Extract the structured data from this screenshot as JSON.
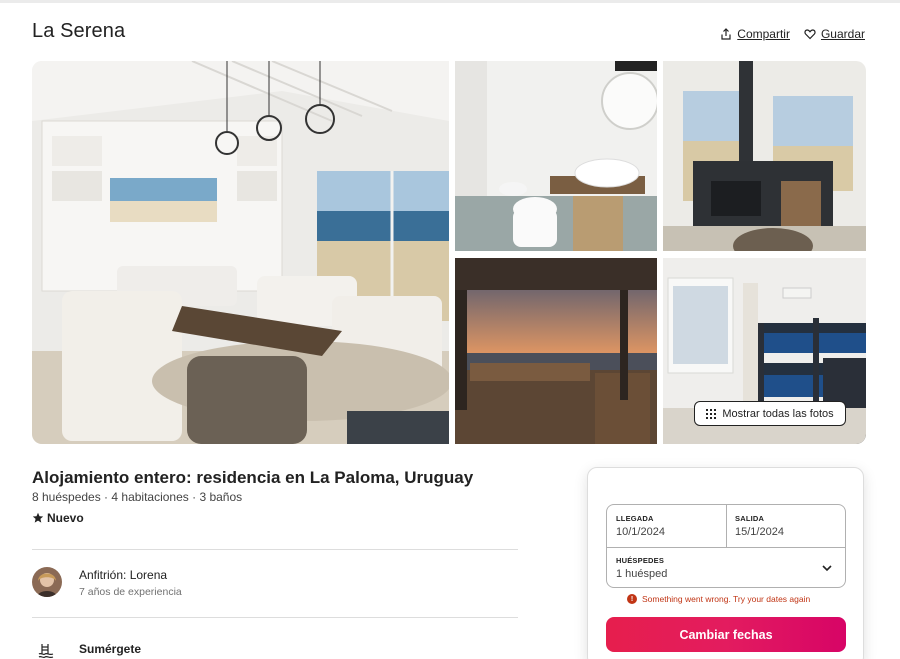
{
  "listing": {
    "title": "La Serena",
    "share_label": "Compartir",
    "save_label": "Guardar",
    "show_all_photos_label": "Mostrar todas las fotos",
    "subtitle": "Alojamiento entero: residencia en La Paloma, Uruguay",
    "details": "8 huéspedes · 4 habitaciones · 3 baños",
    "badge": "Nuevo"
  },
  "host": {
    "name": "Anfitrión: Lorena",
    "experience": "7 años de experiencia"
  },
  "highlight": {
    "label": "Sumérgete"
  },
  "booking": {
    "checkin_label": "LLEGADA",
    "checkin_value": "10/1/2024",
    "checkout_label": "SALIDA",
    "checkout_value": "15/1/2024",
    "guests_label": "HUÉSPEDES",
    "guests_value": "1 huésped",
    "error_text": "Something went wrong. Try your dates again",
    "cta_label": "Cambiar fechas",
    "accent_color": "#e31c5f",
    "error_color": "#c13515"
  },
  "icons": {
    "share": "share-icon",
    "save": "heart-icon",
    "grid": "grid-icon",
    "star": "star-icon",
    "error": "error-icon",
    "chevron": "chevron-down-icon",
    "pool": "pool-icon"
  }
}
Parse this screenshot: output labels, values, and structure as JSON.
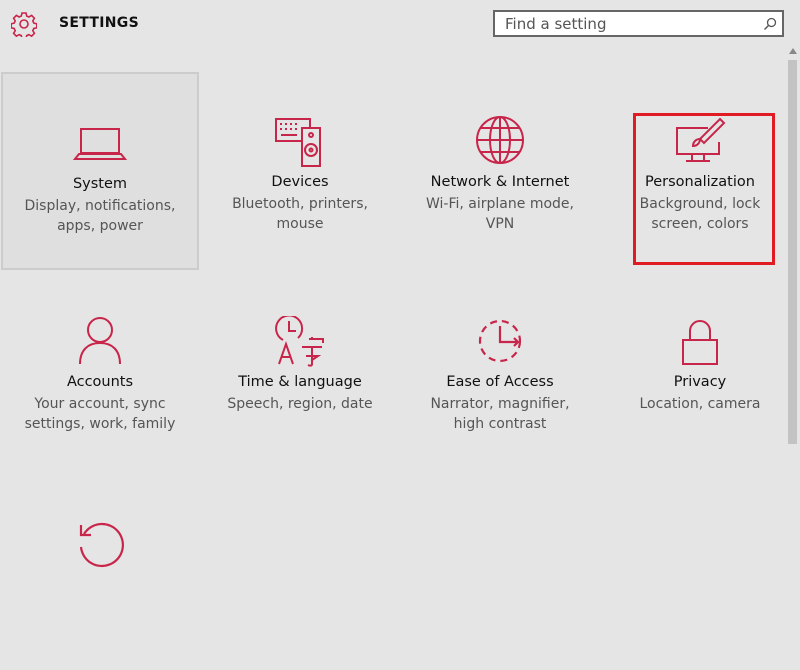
{
  "header": {
    "title": "SETTINGS",
    "search_placeholder": "Find a setting",
    "search_value": ""
  },
  "colors": {
    "accent": "#c8254a",
    "highlight": "#e01b24",
    "background": "#e6e5e5"
  },
  "tiles": [
    {
      "name": "System",
      "desc": "Display, notifications, apps, power",
      "icon": "laptop-icon"
    },
    {
      "name": "Devices",
      "desc": "Bluetooth, printers, mouse",
      "icon": "devices-icon"
    },
    {
      "name": "Network & Internet",
      "desc": "Wi-Fi, airplane mode, VPN",
      "icon": "globe-icon"
    },
    {
      "name": "Personalization",
      "desc": "Background, lock screen, colors",
      "icon": "paintbrush-monitor-icon"
    },
    {
      "name": "Accounts",
      "desc": "Your account, sync settings, work, family",
      "icon": "person-icon"
    },
    {
      "name": "Time & language",
      "desc": "Speech, region, date",
      "icon": "clock-language-icon"
    },
    {
      "name": "Ease of Access",
      "desc": "Narrator, magnifier, high contrast",
      "icon": "ease-of-access-icon"
    },
    {
      "name": "Privacy",
      "desc": "Location, camera",
      "icon": "lock-icon"
    },
    {
      "name": "",
      "desc": "",
      "icon": "update-icon"
    }
  ]
}
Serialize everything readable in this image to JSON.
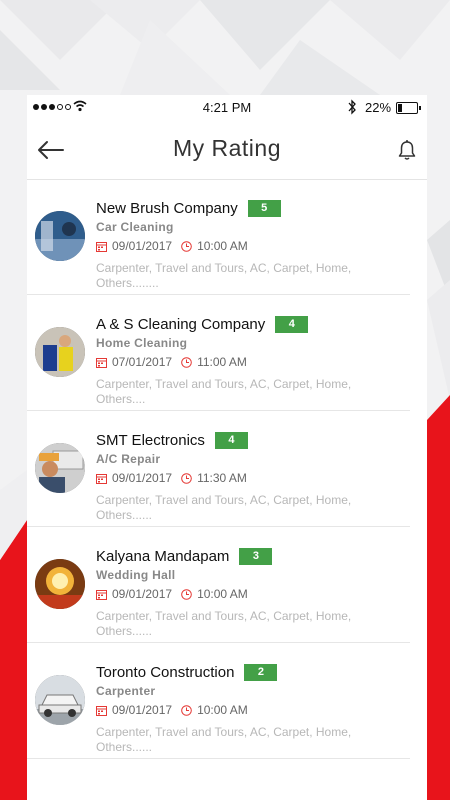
{
  "status_bar": {
    "time": "4:21 PM",
    "battery_percent": "22%",
    "battery_level": 0.22,
    "icons": [
      "signal-dots",
      "wifi-icon",
      "bluetooth-icon",
      "battery-icon"
    ]
  },
  "header": {
    "title": "My Rating",
    "back_icon": "back-arrow-icon",
    "notification_icon": "bell-icon"
  },
  "items": [
    {
      "name": "New Brush Company",
      "rating": "5",
      "category": "Car Cleaning",
      "date": "09/01/2017",
      "time": "10:00 AM",
      "description": "Carpenter, Travel and Tours, AC, Carpet, Home, Others........"
    },
    {
      "name": "A & S Cleaning Company",
      "rating": "4",
      "category": "Home Cleaning",
      "date": "07/01/2017",
      "time": "11:00 AM",
      "description": "Carpenter, Travel and Tours, AC, Carpet, Home, Others...."
    },
    {
      "name": "SMT Electronics",
      "rating": "4",
      "category": "A/C Repair",
      "date": "09/01/2017",
      "time": "11:30 AM",
      "description": "Carpenter, Travel and Tours, AC, Carpet, Home, Others......"
    },
    {
      "name": "Kalyana Mandapam",
      "rating": "3",
      "category": "Wedding Hall",
      "date": "09/01/2017",
      "time": "10:00 AM",
      "description": "Carpenter, Travel and Tours, AC, Carpet, Home, Others......"
    },
    {
      "name": "Toronto Construction",
      "rating": "2",
      "category": "Carpenter",
      "date": "09/01/2017",
      "time": "10:00 AM",
      "description": "Carpenter, Travel and Tours, AC, Carpet, Home, Others......"
    }
  ],
  "colors": {
    "rating_badge": "#43a047",
    "icon_accent": "#e53935",
    "background_red": "#e8141b"
  }
}
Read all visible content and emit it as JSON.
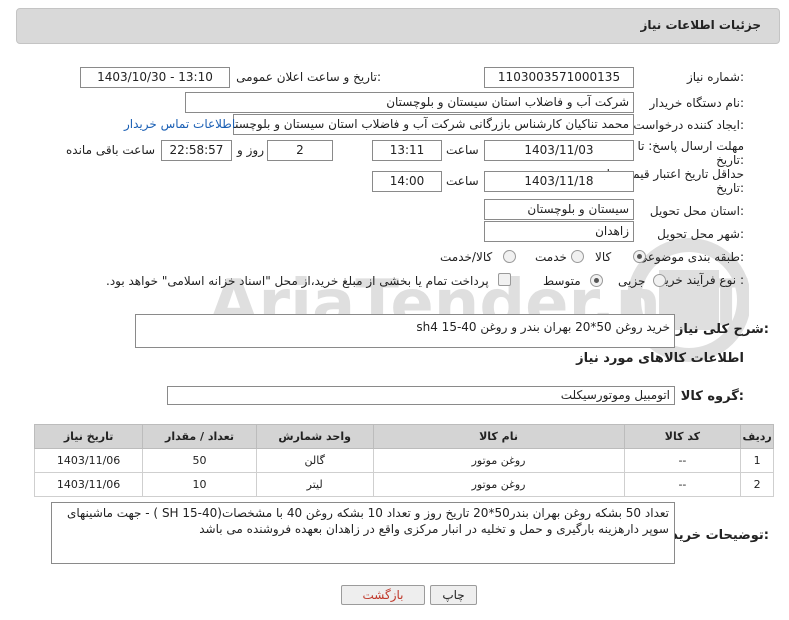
{
  "header": {
    "title": "جزئیات اطلاعات نیاز"
  },
  "fields": {
    "need_number_label": "شماره نیاز:",
    "need_number": "1103003571000135",
    "announce_label": "تاریخ و ساعت اعلان عمومی:",
    "announce_value": "1403/10/30 - 13:10",
    "buyer_org_label": "نام دستگاه خریدار:",
    "buyer_org": "شرکت آب و فاضلاب استان سیستان و بلوچستان",
    "creator_label": "ایجاد کننده درخواست:",
    "creator": "محمد تناکیان کارشناس بازرگانی شرکت آب و فاضلاب استان سیستان و بلوچستان",
    "contact_link": "اطلاعات تماس خریدار",
    "deadline_label_1": "مهلت ارسال پاسخ: تا",
    "deadline_label_2": "تاریخ:",
    "deadline_date": "1403/11/03",
    "time_label": "ساعت",
    "deadline_time": "13:11",
    "days_value": "2",
    "days_label": "روز و",
    "remaining_value": "22:58:57",
    "remaining_label": "ساعت باقی مانده",
    "validity_label_1": "حداقل تاریخ اعتبار قیمت: تا",
    "validity_label_2": "تاریخ:",
    "validity_date": "1403/11/18",
    "validity_time_label": "ساعت",
    "validity_time": "14:00",
    "province_label": "استان محل تحویل:",
    "province": "سیستان و بلوچستان",
    "city_label": "شهر محل تحویل:",
    "city": "زاهدان",
    "category_label": "طبقه بندی موضوعی:",
    "category_options": [
      "کالا",
      "خدمت",
      "کالا/خدمت"
    ],
    "process_label": "نوع فرآیند خرید :",
    "process_options": [
      "جزیی",
      "متوسط"
    ],
    "payment_note": "پرداخت تمام یا بخشی از مبلغ خرید،از محل \"اسناد خزانه اسلامی\" خواهد بود."
  },
  "description": {
    "label": "شرح کلی نیاز:",
    "value": "خرید روغن 50*20 بهران بندر و روغن sh4 15-40"
  },
  "goods": {
    "section_title": "اطلاعات کالاهای مورد نیاز",
    "group_label": "گروه کالا:",
    "group_value": "اتومبیل وموتورسیکلت",
    "columns": [
      "ردیف",
      "کد کالا",
      "نام کالا",
      "واحد شمارش",
      "تعداد / مقدار",
      "تاریخ نیاز"
    ],
    "rows": [
      [
        "1",
        "--",
        "روغن موتور",
        "گالن",
        "50",
        "1403/11/06"
      ],
      [
        "2",
        "--",
        "روغن موتور",
        "لیتر",
        "10",
        "1403/11/06"
      ]
    ]
  },
  "buyer_notes": {
    "label": "توضیحات خریدار:",
    "value": "تعداد 50 بشکه روغن بهران بندر50*20 تاریخ روز و تعداد 10 بشکه روغن 40 با مشخصات(SH 15-40 ) - جهت ماشینهای سوپر دارهزینه بارگیری و حمل و تخلیه در انبار مرکزی واقع در زاهدان بعهده فروشنده می باشد"
  },
  "buttons": {
    "print": "چاپ",
    "back": "بازگشت"
  },
  "watermark": {
    "text": "AriaTender.neT"
  }
}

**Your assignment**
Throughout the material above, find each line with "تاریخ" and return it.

**Answer box**
    "announce_label": "تاریخ و ساعت اعلان عمومی:",
    "deadline_label_2": "تاریخ:",
    "validity_label_1": "حداقل تاریخ اعتبار قیمت: تا",
    "validity_label_2": "تاریخ:",
      "تاریخ نیاز"
    "value": "تعداد 50 بشکه روغن بهران بندر50*20 تاریخ روز و تعداد 10 بشکه روغن 40 با مشخصات(SH 15-40 ) - جهت ماشینهای سوپر دارهزینه بارگیری و حمل و تخلیه در انبار مرکزی واقع در زاهدان بعهده فروشنده می باشد"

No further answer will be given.